**Supplied data:**
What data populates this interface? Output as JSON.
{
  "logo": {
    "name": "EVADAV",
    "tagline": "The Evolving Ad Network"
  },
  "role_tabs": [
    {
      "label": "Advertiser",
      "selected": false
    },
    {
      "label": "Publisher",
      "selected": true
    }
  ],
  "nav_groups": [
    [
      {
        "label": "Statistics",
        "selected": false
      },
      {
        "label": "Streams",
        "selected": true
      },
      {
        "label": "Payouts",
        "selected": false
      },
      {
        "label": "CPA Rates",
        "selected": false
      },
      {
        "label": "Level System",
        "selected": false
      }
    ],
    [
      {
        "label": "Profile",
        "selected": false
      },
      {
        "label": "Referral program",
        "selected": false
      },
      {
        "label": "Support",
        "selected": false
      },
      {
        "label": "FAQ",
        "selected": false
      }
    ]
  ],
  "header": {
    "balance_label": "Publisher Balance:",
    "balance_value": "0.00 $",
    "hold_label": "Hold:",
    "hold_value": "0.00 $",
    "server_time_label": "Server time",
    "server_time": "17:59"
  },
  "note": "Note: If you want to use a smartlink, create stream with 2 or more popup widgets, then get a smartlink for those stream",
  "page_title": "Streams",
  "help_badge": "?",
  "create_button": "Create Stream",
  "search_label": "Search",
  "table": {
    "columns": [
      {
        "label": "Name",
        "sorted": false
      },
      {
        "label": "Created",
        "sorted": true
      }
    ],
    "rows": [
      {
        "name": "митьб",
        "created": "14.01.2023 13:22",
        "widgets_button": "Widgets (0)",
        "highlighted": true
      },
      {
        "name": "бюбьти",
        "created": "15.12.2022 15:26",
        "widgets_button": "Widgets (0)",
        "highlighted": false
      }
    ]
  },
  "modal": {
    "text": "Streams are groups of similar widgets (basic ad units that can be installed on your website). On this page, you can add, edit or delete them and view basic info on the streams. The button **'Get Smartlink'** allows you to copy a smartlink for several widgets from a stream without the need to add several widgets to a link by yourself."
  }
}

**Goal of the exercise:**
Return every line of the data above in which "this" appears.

**Exercise response:**
What data populates this interface? Output as JSON.
    "text": "Streams are groups of similar widgets (basic ad units that can be installed on your website). On this page, you can add, edit or delete them and view basic info on the streams. The button **'Get Smartlink'** allows you to copy a smartlink for several widgets from a stream without the need to add several widgets to a link by yourself."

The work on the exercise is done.